By REBECCA ISENHART
NISKAYUNA — About 20 students from Iroquois Middle School meet each week to build and pilot basic underwater robots through the SeaPerch program, which is sponsored by the U.S. Navy. Less than a quarter of those students are young women.
A 2012 study by the Girl Scouts of America suggests Niskayuna’s SeaPerch group is on par with women who hold positions in Science, Technology, Engineering, and Math (STEM) fields: about 25% of the total workforce.
Jennifer Rizzo, a manager at Knowles Atomic Power Laboratory in Niskayuna and the SeaPerch coordinator for the school district, said her mentors had to introduce her to the STEM fields.
“Growing up, people said, ‘Hey, why don’t you become an engineer,’” she said. “I was like, ‘I don’t even know what that is.’”
SeaPerch, she says, may smooth the process for the girls at Iroquois Middle School. “This is a way to let them see what engineering is all about and figure out whether or not this is something that interests them in the future,” Rizzo said.
It worked for Nada Mohamed, an 8th grade student and one of four girls participating in the SeaPerch program. The program is only open to middle school students, but Mohamed hopes to take technology classes at Niskayuna High School next year.
“I like the fact that I can build something,” said Mohamed.
But the students don’t worry about gender barriers. They just get to work customizing their robots, said Brian Dohn, a mechanical engineer at KAPL and the mentor for the sole team of girls.

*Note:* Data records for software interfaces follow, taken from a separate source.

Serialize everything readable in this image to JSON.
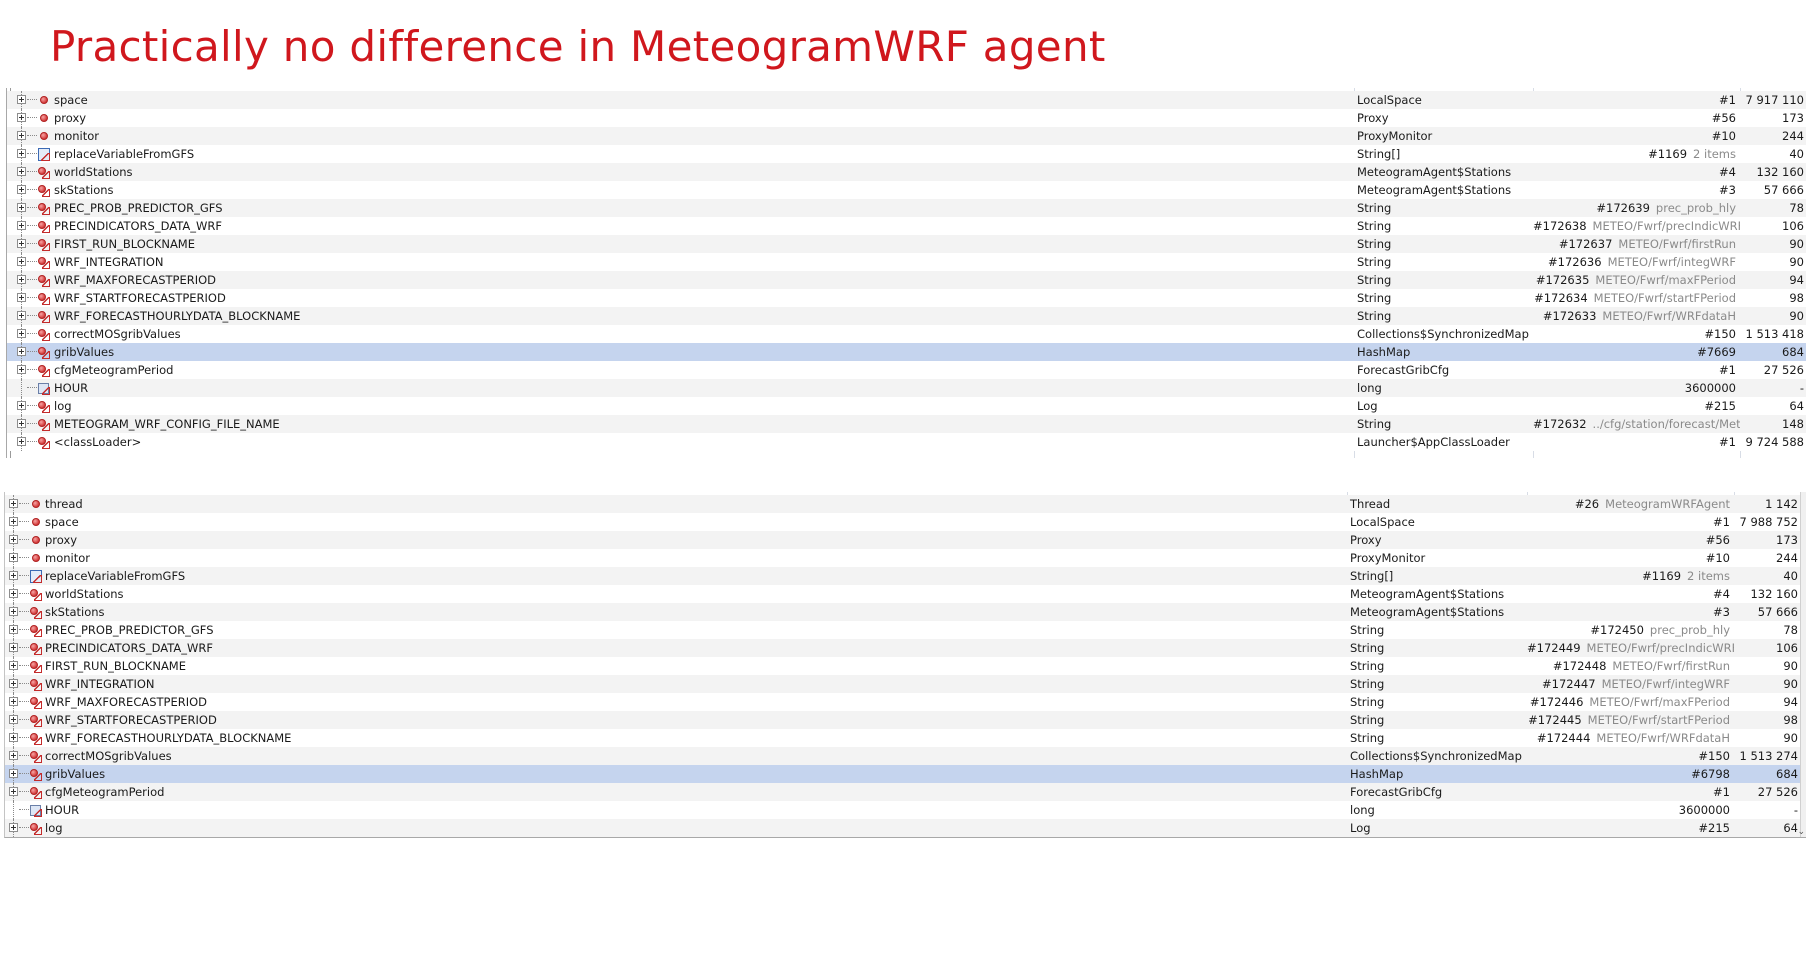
{
  "title": "Practically no difference in MeteogramWRF agent",
  "panels": [
    {
      "id": "panel1",
      "rows": [
        {
          "name": "space",
          "icon": "instance-field-icon",
          "type": "LocalSpace",
          "ref": "#1",
          "ref_extra": "",
          "size": "7 917 110"
        },
        {
          "name": "proxy",
          "icon": "instance-field-icon",
          "type": "Proxy",
          "ref": "#56",
          "ref_extra": "",
          "size": "173"
        },
        {
          "name": "monitor",
          "icon": "instance-field-icon",
          "type": "ProxyMonitor",
          "ref": "#10",
          "ref_extra": "",
          "size": "244"
        },
        {
          "name": "replaceVariableFromGFS",
          "icon": "static-array-field-icon",
          "type": "String[]",
          "ref": "#1169",
          "ref_extra": "2 items",
          "size": "40"
        },
        {
          "name": "worldStations",
          "icon": "static-field-icon",
          "type": "MeteogramAgent$Stations",
          "ref": "#4",
          "ref_extra": "",
          "size": "132 160"
        },
        {
          "name": "skStations",
          "icon": "static-field-icon",
          "type": "MeteogramAgent$Stations",
          "ref": "#3",
          "ref_extra": "",
          "size": "57 666"
        },
        {
          "name": "PREC_PROB_PREDICTOR_GFS",
          "icon": "static-field-icon",
          "type": "String",
          "ref": "#172639",
          "ref_extra": "prec_prob_hly",
          "size": "78"
        },
        {
          "name": "PRECINDICATORS_DATA_WRF",
          "icon": "static-field-icon",
          "type": "String",
          "ref": "#172638",
          "ref_extra": "METEO/Fwrf/precIndicWRF…",
          "size": "106"
        },
        {
          "name": "FIRST_RUN_BLOCKNAME",
          "icon": "static-field-icon",
          "type": "String",
          "ref": "#172637",
          "ref_extra": "METEO/Fwrf/firstRun",
          "size": "90"
        },
        {
          "name": "WRF_INTEGRATION",
          "icon": "static-field-icon",
          "type": "String",
          "ref": "#172636",
          "ref_extra": "METEO/Fwrf/integWRF",
          "size": "90"
        },
        {
          "name": "WRF_MAXFORECASTPERIOD",
          "icon": "static-field-icon",
          "type": "String",
          "ref": "#172635",
          "ref_extra": "METEO/Fwrf/maxFPeriod",
          "size": "94"
        },
        {
          "name": "WRF_STARTFORECASTPERIOD",
          "icon": "static-field-icon",
          "type": "String",
          "ref": "#172634",
          "ref_extra": "METEO/Fwrf/startFPeriod",
          "size": "98"
        },
        {
          "name": "WRF_FORECASTHOURLYDATA_BLOCKNAME",
          "icon": "static-field-icon",
          "type": "String",
          "ref": "#172633",
          "ref_extra": "METEO/Fwrf/WRFdataH",
          "size": "90"
        },
        {
          "name": "correctMOSgribValues",
          "icon": "static-field-icon",
          "type": "Collections$SynchronizedMap",
          "ref": "#150",
          "ref_extra": "",
          "size": "1 513 418"
        },
        {
          "name": "gribValues",
          "icon": "static-field-icon",
          "type": "HashMap",
          "ref": "#7669",
          "ref_extra": "",
          "size": "684",
          "selected": true
        },
        {
          "name": "cfgMeteogramPeriod",
          "icon": "static-field-icon",
          "type": "ForecastGribCfg",
          "ref": "#1",
          "ref_extra": "",
          "size": "27 526"
        },
        {
          "name": "HOUR",
          "icon": "static-primitive-field-icon",
          "type": "long",
          "ref": "3600000",
          "ref_extra": "",
          "size": "-",
          "leaf": true
        },
        {
          "name": "log",
          "icon": "static-field-icon",
          "type": "Log",
          "ref": "#215",
          "ref_extra": "",
          "size": "64"
        },
        {
          "name": "METEOGRAM_WRF_CONFIG_FILE_NAME",
          "icon": "static-field-icon",
          "type": "String",
          "ref": "#172632",
          "ref_extra": "../cfg/station/forecast/Met…",
          "size": "148"
        },
        {
          "name": "<classLoader>",
          "icon": "static-field-icon",
          "type": "Launcher$AppClassLoader",
          "ref": "#1",
          "ref_extra": "",
          "size": "9 724 588"
        }
      ]
    },
    {
      "id": "panel2",
      "rows": [
        {
          "name": "thread",
          "icon": "instance-field-icon",
          "type": "Thread",
          "ref": "#26",
          "ref_extra": "MeteogramWRFAgent",
          "size": "1 142"
        },
        {
          "name": "space",
          "icon": "instance-field-icon",
          "type": "LocalSpace",
          "ref": "#1",
          "ref_extra": "",
          "size": "7 988 752"
        },
        {
          "name": "proxy",
          "icon": "instance-field-icon",
          "type": "Proxy",
          "ref": "#56",
          "ref_extra": "",
          "size": "173"
        },
        {
          "name": "monitor",
          "icon": "instance-field-icon",
          "type": "ProxyMonitor",
          "ref": "#10",
          "ref_extra": "",
          "size": "244"
        },
        {
          "name": "replaceVariableFromGFS",
          "icon": "static-array-field-icon",
          "type": "String[]",
          "ref": "#1169",
          "ref_extra": "2 items",
          "size": "40"
        },
        {
          "name": "worldStations",
          "icon": "static-field-icon",
          "type": "MeteogramAgent$Stations",
          "ref": "#4",
          "ref_extra": "",
          "size": "132 160"
        },
        {
          "name": "skStations",
          "icon": "static-field-icon",
          "type": "MeteogramAgent$Stations",
          "ref": "#3",
          "ref_extra": "",
          "size": "57 666"
        },
        {
          "name": "PREC_PROB_PREDICTOR_GFS",
          "icon": "static-field-icon",
          "type": "String",
          "ref": "#172450",
          "ref_extra": "prec_prob_hly",
          "size": "78"
        },
        {
          "name": "PRECINDICATORS_DATA_WRF",
          "icon": "static-field-icon",
          "type": "String",
          "ref": "#172449",
          "ref_extra": "METEO/Fwrf/precIndicWRF…",
          "size": "106"
        },
        {
          "name": "FIRST_RUN_BLOCKNAME",
          "icon": "static-field-icon",
          "type": "String",
          "ref": "#172448",
          "ref_extra": "METEO/Fwrf/firstRun",
          "size": "90"
        },
        {
          "name": "WRF_INTEGRATION",
          "icon": "static-field-icon",
          "type": "String",
          "ref": "#172447",
          "ref_extra": "METEO/Fwrf/integWRF",
          "size": "90"
        },
        {
          "name": "WRF_MAXFORECASTPERIOD",
          "icon": "static-field-icon",
          "type": "String",
          "ref": "#172446",
          "ref_extra": "METEO/Fwrf/maxFPeriod",
          "size": "94"
        },
        {
          "name": "WRF_STARTFORECASTPERIOD",
          "icon": "static-field-icon",
          "type": "String",
          "ref": "#172445",
          "ref_extra": "METEO/Fwrf/startFPeriod",
          "size": "98"
        },
        {
          "name": "WRF_FORECASTHOURLYDATA_BLOCKNAME",
          "icon": "static-field-icon",
          "type": "String",
          "ref": "#172444",
          "ref_extra": "METEO/Fwrf/WRFdataH",
          "size": "90"
        },
        {
          "name": "correctMOSgribValues",
          "icon": "static-field-icon",
          "type": "Collections$SynchronizedMap",
          "ref": "#150",
          "ref_extra": "",
          "size": "1 513 274"
        },
        {
          "name": "gribValues",
          "icon": "static-field-icon",
          "type": "HashMap",
          "ref": "#6798",
          "ref_extra": "",
          "size": "684",
          "selected": true
        },
        {
          "name": "cfgMeteogramPeriod",
          "icon": "static-field-icon",
          "type": "ForecastGribCfg",
          "ref": "#1",
          "ref_extra": "",
          "size": "27 526"
        },
        {
          "name": "HOUR",
          "icon": "static-primitive-field-icon",
          "type": "long",
          "ref": "3600000",
          "ref_extra": "",
          "size": "-",
          "leaf": true
        },
        {
          "name": "log",
          "icon": "static-field-icon",
          "type": "Log",
          "ref": "#215",
          "ref_extra": "",
          "size": "64"
        }
      ]
    }
  ]
}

“They haven’t made any comments to me about there not being any women in engineering or anything like that,” he said. “I don’t think any of these girls are going to let anything hold them back. They’re gung-ho.”